Out with the old: Closing schools and reimagining a new Baltimore
When you ask people what their school means to them, they think of the memories that they had: The teachers, the classes and activities they were involved in, the friends they made, and even the role the school played in the community. Bill Bleisch, a former Baltimore high school teacher, remembered a special statue out in front of his school, Eastern High School, “There had been a stone sculpture, by artist Grace Turnbull, showing a shepherd tending a flock of sheep. It was based on a poem called Tears, published in 1909 by Lizette Woodworth Reese, who herself had been a Baltimore Public School teacher for nearly 50 years.” The statue was inspiring for students who were from poor and working class neighborhoods that surrounded Eastern.
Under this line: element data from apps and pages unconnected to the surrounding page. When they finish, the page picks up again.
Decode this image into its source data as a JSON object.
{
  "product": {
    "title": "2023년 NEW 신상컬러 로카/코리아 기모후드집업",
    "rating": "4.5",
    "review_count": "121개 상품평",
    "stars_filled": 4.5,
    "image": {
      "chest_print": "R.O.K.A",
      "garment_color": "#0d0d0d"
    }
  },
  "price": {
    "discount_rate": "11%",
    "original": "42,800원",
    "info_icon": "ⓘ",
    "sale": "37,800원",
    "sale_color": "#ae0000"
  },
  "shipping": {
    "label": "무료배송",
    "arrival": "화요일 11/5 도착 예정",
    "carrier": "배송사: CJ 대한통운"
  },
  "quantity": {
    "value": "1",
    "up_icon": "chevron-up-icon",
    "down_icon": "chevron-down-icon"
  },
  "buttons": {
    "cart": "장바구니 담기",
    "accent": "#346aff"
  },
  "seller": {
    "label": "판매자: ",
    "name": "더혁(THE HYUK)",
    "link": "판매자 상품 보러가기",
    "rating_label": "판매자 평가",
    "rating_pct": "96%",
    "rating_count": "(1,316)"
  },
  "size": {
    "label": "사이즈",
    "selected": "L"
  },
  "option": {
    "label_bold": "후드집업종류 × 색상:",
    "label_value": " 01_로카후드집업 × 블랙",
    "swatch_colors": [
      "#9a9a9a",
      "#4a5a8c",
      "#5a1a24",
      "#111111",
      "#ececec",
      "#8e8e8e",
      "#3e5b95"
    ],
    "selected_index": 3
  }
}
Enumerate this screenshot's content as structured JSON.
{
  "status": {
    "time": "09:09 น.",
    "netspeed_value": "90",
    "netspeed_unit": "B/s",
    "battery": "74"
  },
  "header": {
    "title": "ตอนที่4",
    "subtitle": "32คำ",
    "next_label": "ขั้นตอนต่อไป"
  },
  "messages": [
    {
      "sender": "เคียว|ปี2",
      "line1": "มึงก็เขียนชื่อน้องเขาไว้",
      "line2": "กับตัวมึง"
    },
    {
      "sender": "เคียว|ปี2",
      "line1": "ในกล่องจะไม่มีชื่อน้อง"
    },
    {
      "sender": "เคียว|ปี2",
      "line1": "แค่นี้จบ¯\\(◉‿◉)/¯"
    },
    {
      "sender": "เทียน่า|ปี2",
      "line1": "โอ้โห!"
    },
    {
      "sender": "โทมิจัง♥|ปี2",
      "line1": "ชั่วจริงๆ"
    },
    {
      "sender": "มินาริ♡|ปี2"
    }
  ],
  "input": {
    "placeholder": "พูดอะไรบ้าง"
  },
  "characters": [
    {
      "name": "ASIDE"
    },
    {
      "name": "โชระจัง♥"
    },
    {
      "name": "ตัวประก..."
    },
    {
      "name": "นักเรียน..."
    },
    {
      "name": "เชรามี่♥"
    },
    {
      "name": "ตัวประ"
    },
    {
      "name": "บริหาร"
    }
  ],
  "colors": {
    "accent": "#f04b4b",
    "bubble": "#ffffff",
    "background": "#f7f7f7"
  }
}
When Eastern closed in the 1980’s, this large statue was moved to make room for a Johns Hopkins University medical facility. This was a sad moment for Bleisch and the students and alumni from Eastern, but he adds, “That is what happens when schools are closed. Things get moved around. The story changes, and memories fade.”
Today 26 schools are closing in Baltimore. They are being closed to “right size” the school district. The city’s population has been steadily declining for many years and the district, once home to over 100,000 students, is now at about 82,000. In 2013, education leaders released a report that declared many of the city’s schools under-utilized, and put them on the chopping block.
The school closing plan is not just about having the right number of schools for the population, but it is also part of a new story that Baltimore is trying to write for itself. After decades of disinvestment, and a recent series of protests, the city is trying to usher in a new phase that will address its seemingly impenetrable cycle of poverty. The city will renovate its remaining schools under something called the 21st century plan and launch an “innovation district” in the middle of the city. No more blight and vacant buildings, but a district where new residents will live, tech entrepreneurs and members of the creative class.
These plans exclude current residents from Baltimore’s new iteration. Current residents, most of whom are African-American and middle and low income, struggle with basic needs. These are folks who send their children to schools like Westside Elementary, which will be closing in 2016 due to under-enrollment and poor performance. Still, the school is home to an active community school program, which provides a food pantry, enrichment programs, and medical services to. Although it is not a high performing school, Westside is a neighborhood anchor. And as social psychologist Michelle Fine states, “a school is a neighborhood resource, even when it is producing devastating outcomes for kids.”
However, the new plans for Baltimore do not imagine schools as neighborhood resources, Rather, the remaining schools in the city will be renovated to serve a new kind of resident, one that can bring more of their own resources to Baltimore, not one that will need resources. While the city desperately needs an economic boost, the current residents are not seen as central to this new chapter in Baltimore’s history. Like the statue in front of Eastern High School, they will be moved and replaced by something more useful.